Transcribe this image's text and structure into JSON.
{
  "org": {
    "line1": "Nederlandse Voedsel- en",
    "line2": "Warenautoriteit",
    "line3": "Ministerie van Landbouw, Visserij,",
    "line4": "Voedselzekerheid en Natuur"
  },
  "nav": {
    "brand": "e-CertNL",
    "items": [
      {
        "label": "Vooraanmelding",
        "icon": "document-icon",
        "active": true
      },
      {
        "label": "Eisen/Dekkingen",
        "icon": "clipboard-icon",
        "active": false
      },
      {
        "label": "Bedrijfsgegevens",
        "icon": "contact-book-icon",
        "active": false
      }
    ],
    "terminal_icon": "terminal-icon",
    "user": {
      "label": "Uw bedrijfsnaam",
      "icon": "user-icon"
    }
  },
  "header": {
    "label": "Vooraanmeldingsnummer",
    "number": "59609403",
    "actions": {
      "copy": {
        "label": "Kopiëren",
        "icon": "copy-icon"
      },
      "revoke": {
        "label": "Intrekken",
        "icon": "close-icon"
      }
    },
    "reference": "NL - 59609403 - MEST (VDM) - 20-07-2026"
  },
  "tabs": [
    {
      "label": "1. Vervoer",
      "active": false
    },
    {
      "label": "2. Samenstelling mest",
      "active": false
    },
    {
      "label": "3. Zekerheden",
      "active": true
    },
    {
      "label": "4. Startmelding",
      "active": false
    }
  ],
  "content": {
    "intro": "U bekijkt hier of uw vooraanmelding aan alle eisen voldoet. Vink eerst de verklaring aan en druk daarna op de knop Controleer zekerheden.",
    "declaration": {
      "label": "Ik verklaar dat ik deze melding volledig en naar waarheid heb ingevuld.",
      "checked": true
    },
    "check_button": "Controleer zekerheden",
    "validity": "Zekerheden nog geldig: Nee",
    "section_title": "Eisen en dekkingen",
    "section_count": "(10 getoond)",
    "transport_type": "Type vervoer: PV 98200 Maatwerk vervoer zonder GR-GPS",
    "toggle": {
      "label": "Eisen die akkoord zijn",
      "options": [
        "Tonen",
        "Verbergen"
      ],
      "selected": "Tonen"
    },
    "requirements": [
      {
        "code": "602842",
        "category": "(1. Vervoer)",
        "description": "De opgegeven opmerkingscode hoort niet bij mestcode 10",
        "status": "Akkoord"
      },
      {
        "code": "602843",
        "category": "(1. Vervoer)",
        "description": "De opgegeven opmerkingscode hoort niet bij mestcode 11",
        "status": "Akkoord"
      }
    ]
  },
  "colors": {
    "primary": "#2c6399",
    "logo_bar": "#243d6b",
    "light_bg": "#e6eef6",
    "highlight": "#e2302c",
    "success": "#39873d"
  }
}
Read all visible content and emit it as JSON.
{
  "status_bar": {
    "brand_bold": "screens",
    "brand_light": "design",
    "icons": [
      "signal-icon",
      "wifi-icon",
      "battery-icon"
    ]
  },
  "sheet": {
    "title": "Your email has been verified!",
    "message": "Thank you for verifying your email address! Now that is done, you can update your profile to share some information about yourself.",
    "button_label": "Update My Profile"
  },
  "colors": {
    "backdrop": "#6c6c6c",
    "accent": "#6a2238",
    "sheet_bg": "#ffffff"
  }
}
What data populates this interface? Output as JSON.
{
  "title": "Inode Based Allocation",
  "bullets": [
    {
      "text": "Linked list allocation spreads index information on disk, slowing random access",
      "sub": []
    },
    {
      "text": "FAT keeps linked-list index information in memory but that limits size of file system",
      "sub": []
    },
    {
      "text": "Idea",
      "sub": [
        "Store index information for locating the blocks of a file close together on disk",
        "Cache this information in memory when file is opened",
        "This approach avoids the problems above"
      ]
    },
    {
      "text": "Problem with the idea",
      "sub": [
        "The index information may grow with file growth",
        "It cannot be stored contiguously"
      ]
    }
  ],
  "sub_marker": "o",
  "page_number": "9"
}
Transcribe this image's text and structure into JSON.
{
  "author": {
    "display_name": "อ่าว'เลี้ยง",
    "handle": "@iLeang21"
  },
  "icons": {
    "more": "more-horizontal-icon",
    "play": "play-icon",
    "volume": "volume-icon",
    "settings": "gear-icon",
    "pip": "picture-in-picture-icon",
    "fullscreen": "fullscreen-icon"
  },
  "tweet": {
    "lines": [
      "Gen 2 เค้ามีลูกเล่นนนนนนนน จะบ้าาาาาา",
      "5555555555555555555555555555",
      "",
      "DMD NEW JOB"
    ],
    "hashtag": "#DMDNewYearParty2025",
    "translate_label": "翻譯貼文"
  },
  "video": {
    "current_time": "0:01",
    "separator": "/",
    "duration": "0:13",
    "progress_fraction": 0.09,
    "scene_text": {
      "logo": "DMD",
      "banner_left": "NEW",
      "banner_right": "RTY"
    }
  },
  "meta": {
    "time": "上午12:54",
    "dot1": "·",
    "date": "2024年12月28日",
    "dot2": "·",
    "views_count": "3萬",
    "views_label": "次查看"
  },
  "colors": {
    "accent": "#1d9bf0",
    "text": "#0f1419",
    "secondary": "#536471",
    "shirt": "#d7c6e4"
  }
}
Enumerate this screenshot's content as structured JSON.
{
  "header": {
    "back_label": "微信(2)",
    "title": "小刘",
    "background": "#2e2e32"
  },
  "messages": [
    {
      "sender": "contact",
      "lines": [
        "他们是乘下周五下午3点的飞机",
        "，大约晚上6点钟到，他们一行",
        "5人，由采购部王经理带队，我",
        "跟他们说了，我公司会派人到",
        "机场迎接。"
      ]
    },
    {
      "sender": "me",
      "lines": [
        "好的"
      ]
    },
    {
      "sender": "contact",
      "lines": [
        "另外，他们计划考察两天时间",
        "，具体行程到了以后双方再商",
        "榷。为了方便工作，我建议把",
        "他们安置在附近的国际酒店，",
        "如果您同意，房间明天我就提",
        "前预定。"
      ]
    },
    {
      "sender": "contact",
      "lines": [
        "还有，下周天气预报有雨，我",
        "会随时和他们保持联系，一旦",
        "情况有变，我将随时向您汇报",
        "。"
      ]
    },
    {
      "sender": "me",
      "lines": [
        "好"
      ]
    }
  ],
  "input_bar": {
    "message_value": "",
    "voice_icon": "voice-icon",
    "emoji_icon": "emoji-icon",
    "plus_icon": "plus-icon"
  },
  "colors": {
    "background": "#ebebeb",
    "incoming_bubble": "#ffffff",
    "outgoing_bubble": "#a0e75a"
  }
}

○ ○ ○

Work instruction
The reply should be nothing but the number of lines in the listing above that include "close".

Task solution
2